Darkness sheds light on krill reproduction

Antarctic krill (Euphausia superba)
Antarctic krill (Euphausia superba) (Photo: Stephen Brookes)

Research at the Australian Antarctic Division's krill aquarium has shown that the annual cycle of krill maturation and reproduction can be altered by a period of darkness immediately after spawning.

'We've been able to reset the animals' internal clocks, so that they become sexually mature three months earlier than if they were exposed to a natural Antarctic light cycle,' principal researcher, Dr So Kawaguchi says.

The research promises to allow scientists to control when different groups of krill spawn, so that they have access to all phases of the life cycle (larvae, juveniles, sub-adults and adults) all year round.
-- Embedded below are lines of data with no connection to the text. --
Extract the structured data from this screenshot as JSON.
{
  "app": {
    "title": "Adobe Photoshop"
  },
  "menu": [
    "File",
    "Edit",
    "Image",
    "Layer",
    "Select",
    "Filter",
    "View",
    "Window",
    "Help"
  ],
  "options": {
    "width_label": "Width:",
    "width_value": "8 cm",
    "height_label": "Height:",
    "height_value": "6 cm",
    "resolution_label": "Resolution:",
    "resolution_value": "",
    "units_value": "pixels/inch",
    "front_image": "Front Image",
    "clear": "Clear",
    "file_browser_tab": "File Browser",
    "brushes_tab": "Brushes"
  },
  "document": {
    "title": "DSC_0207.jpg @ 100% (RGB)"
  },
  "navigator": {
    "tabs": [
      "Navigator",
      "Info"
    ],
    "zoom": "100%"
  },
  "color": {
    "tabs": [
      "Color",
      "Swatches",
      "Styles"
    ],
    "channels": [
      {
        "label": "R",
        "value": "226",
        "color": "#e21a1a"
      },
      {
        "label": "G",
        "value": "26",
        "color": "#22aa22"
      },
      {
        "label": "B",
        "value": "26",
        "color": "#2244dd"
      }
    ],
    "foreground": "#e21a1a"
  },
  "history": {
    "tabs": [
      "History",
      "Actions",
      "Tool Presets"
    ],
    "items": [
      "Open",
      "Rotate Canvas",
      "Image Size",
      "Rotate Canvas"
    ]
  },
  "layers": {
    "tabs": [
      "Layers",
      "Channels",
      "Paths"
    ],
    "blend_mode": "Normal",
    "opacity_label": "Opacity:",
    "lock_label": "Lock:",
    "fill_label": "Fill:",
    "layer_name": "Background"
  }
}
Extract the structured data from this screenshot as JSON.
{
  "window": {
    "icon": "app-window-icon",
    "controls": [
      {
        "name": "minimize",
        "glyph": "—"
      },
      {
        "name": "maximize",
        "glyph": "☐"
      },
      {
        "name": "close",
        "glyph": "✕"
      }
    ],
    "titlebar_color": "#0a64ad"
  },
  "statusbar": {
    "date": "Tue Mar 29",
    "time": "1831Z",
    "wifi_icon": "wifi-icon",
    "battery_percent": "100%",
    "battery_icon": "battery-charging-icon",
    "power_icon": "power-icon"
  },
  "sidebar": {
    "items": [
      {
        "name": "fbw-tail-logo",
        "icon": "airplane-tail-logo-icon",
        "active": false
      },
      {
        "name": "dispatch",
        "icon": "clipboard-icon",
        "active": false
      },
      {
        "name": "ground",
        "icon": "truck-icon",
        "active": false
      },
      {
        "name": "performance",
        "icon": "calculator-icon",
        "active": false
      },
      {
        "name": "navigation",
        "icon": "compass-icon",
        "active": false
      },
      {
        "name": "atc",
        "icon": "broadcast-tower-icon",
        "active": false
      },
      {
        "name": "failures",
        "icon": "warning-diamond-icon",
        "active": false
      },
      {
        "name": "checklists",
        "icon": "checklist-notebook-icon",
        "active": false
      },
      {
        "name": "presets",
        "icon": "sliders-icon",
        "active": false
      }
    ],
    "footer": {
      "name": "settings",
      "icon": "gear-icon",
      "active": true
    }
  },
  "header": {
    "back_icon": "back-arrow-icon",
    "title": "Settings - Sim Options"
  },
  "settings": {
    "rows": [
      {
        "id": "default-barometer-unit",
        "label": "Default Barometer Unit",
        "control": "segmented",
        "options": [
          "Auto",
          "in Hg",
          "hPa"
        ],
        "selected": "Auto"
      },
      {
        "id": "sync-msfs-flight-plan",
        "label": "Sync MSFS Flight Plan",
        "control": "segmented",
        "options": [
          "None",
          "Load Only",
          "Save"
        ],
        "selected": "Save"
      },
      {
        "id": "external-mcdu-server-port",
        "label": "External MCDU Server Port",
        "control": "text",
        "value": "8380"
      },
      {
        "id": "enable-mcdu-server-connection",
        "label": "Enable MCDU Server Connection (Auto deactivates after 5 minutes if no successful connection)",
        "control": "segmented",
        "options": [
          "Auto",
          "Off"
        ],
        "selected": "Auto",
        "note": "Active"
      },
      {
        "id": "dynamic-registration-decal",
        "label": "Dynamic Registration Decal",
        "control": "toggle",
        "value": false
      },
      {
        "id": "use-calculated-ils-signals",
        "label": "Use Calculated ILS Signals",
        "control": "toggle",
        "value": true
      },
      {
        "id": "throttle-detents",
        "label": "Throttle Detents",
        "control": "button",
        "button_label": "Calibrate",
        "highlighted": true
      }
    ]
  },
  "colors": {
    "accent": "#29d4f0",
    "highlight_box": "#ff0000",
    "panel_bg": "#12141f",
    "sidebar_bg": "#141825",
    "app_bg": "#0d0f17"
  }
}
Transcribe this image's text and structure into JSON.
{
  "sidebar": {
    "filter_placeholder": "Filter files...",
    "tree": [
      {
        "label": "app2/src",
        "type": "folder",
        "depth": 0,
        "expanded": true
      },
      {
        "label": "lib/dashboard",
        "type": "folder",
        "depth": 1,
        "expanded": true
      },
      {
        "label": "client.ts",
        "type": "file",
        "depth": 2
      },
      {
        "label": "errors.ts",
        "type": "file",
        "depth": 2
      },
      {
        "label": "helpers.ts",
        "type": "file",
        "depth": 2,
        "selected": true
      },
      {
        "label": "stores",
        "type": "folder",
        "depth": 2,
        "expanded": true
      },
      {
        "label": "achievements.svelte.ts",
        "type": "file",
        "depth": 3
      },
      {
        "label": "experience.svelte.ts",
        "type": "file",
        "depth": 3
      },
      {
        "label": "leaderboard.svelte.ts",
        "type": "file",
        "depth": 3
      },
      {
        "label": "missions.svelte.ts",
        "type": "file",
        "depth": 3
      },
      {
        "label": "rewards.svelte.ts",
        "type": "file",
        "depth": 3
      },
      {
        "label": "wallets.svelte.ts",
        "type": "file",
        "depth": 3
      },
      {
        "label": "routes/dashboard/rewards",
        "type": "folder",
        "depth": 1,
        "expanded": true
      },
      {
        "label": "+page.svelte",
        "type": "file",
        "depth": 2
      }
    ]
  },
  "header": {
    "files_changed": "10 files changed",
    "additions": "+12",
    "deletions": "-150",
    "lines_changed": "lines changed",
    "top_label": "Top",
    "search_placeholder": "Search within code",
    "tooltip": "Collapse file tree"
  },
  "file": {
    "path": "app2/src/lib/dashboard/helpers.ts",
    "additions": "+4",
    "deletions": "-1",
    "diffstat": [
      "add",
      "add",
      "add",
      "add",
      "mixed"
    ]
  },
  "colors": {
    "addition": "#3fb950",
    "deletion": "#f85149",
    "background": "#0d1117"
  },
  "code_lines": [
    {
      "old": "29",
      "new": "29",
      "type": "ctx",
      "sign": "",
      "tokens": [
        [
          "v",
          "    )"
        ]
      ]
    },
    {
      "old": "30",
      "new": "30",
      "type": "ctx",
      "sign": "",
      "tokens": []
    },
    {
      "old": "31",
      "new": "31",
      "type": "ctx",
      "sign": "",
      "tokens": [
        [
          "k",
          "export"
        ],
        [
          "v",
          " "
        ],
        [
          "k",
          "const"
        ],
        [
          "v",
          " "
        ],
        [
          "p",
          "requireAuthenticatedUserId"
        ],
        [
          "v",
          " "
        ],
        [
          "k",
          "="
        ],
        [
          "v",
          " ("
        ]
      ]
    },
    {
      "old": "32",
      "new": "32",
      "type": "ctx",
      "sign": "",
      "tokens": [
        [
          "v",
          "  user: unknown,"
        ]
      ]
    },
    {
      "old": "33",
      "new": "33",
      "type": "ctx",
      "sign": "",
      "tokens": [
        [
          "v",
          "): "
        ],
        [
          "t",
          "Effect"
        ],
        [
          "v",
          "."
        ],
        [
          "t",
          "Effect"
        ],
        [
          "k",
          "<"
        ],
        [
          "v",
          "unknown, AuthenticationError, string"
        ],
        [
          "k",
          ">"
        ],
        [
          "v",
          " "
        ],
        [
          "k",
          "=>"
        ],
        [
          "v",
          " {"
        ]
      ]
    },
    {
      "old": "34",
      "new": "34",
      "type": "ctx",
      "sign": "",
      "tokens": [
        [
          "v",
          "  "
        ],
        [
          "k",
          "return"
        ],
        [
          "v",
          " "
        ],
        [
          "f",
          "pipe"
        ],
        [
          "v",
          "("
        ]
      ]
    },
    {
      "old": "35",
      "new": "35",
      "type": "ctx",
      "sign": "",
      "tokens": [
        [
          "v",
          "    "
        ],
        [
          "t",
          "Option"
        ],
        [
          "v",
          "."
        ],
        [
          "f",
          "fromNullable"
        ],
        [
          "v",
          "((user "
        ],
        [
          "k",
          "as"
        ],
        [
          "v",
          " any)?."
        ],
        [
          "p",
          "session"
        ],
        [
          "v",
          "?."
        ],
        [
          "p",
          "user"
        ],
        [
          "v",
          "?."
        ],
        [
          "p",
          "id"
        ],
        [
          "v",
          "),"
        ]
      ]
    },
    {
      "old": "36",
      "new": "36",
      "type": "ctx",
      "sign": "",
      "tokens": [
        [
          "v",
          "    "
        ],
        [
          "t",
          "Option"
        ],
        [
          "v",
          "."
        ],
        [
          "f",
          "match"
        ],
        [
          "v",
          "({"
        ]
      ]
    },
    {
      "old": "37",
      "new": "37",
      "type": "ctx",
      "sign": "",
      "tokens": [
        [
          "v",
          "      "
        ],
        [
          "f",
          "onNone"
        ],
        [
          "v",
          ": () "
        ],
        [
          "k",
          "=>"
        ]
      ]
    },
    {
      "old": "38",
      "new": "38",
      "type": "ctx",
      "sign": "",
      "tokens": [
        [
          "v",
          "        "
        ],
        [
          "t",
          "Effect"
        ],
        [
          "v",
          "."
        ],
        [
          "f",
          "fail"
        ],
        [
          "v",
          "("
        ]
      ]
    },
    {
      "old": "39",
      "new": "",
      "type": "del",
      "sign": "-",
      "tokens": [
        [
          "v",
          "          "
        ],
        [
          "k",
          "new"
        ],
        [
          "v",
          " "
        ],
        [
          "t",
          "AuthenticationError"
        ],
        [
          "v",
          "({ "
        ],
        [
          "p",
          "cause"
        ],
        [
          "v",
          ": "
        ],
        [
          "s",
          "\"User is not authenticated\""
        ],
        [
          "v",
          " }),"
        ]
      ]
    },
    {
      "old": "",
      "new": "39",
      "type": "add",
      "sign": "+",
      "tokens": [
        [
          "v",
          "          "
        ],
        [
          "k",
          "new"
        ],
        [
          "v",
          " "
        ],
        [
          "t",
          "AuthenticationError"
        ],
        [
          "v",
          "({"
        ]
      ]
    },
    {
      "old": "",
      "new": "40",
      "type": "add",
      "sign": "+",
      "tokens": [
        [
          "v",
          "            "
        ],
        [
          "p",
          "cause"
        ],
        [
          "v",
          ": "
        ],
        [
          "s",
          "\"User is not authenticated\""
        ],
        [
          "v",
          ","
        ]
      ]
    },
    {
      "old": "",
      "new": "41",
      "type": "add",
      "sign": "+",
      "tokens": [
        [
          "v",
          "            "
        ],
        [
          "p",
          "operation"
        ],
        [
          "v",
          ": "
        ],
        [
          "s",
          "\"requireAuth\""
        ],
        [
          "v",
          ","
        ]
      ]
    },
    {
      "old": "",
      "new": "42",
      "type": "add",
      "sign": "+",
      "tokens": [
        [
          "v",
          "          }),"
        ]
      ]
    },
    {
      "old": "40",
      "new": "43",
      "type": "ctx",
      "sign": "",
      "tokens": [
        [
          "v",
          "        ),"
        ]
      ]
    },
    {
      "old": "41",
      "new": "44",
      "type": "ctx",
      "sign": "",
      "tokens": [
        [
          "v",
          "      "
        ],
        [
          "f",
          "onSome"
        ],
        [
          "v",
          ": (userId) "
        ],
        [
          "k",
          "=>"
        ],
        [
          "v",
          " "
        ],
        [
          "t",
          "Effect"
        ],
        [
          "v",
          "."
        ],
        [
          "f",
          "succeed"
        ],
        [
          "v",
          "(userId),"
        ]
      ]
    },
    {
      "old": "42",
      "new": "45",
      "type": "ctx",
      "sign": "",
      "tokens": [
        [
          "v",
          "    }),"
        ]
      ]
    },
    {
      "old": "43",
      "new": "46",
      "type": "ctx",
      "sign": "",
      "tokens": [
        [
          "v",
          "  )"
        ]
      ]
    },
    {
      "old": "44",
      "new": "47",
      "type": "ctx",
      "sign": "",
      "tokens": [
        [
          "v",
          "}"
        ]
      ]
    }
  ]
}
It will also spread the effort of collecting millions of krill eggs for the breeding program, over the year, rather than all at once.